WORLDWIDE: On the face of it, 2011 was a good year for wind energy. The figures collected by our global network of correspondents reveal an annual installation of around 38GW wind-power capacity, achieving a new record high. Total installed capacity rose to around 230GW, a 20% growth on 2010's total.

Market status country-by-country

But a closer look at the data collated for Windpower Monthly's annual market review, covering 64 countries, shows a shift in geographical spread. A number of traditionally solid markets experienced a big slowdown in growth, notably Spain, Denmark and Germany.

China's total capacity grew to 54GW, after the country gained about the same in new capacity as in 2010, around 16GW. Despite the strong growth, China's market is experiencing problems amid tighter regulations to restrict the breakneck speed of development, which is outpacing the grid network.

The US performed well, installing 6.7GW, up from 5GW in 2010. The industry is racing to take advantage of the pivotal production tax credit before it is due to expire at the end of the year, around the same time as a presidential election will add to uncertainty.

Two markets performed exceptionally well in 2011. Brazil grew by 476MW to nearly 1.4GW, a growth of 53% from 2010's installed capacity. Romania, which at the beginning of 2010 totalled only 14MW, now stands at 982MW, over half of which was installed in 2011. Such performance should see these markets described as "mainstream" rather than "emerging".

Looking forward, Pakistan is targeting 1.5GW in the next two years — a striking ambition considering its current 6MW installed capacity.

Africa, too, could finally see some of its potential come to fruition, with wind winning 634MW in South Africa's first renewables tender and Kenya's 300MW Lake Turkana wind farm due to start construction imminently.
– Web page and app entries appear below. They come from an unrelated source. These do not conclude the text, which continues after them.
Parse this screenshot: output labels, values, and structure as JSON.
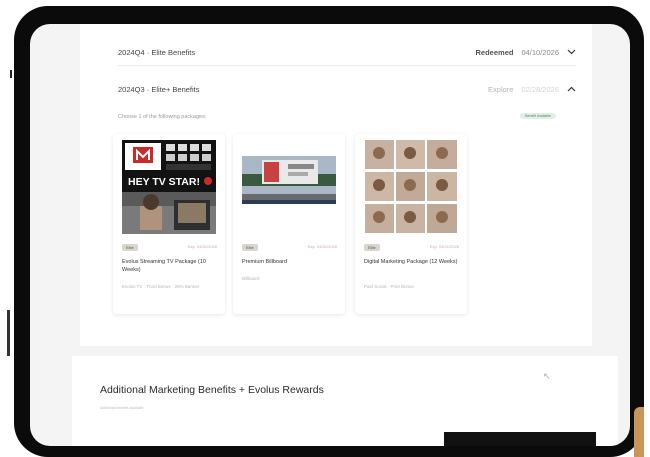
{
  "rows": [
    {
      "label": "2024Q4 · Elite Benefits",
      "status_label": "Redeemed",
      "status_date": "04/10/2026",
      "chevron": "chevron-down-icon"
    },
    {
      "label": "2024Q3 · Elite+ Benefits",
      "status_label": "Explore",
      "status_date": "02/28/2026",
      "chevron": "chevron-up-icon"
    }
  ],
  "choose_text": "Choose 1 of the following packages:",
  "select_badge": "Benefit Available",
  "packages": [
    {
      "tag": "Elite",
      "expiry": "Exp. 03/31/2026",
      "title": "Evolus Streaming TV Package (10 Weeks)",
      "subtitle": "Evolus TV · Third Bonus · 25% Banner"
    },
    {
      "tag": "Elite",
      "expiry": "Exp. 03/31/2026",
      "title": "Premium Billboard",
      "subtitle": "Billboard"
    },
    {
      "tag": "Elite",
      "expiry": "Exp. 03/31/2026",
      "title": "Digital Marketing Package (12 Weeks)",
      "subtitle": "Paid Social · Print Bonus"
    }
  ],
  "tv_graphic_text": "HEY TV STAR!",
  "bottom": {
    "title": "Additional Marketing Benefits + Evolus Rewards",
    "subtitle": "Additional benefits available"
  },
  "colors": {
    "bezel": "#0b0b0b",
    "screen_bg": "#f4f4f4",
    "tag_bg": "#d9d6ce",
    "badge_bg": "#e3efe6",
    "tv_red": "#c92a2a"
  }
}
Meanwhile, offshore wind grew by 458MW to 3.3GW, mainly fuelled by the UK and China. Both these countries are eyeing significant growth in the near future and other countries are keen to play catch-up.
Some figures have been rounded. As a result, there may be minor discrepancies between the sum of a set of data and the overall stated total.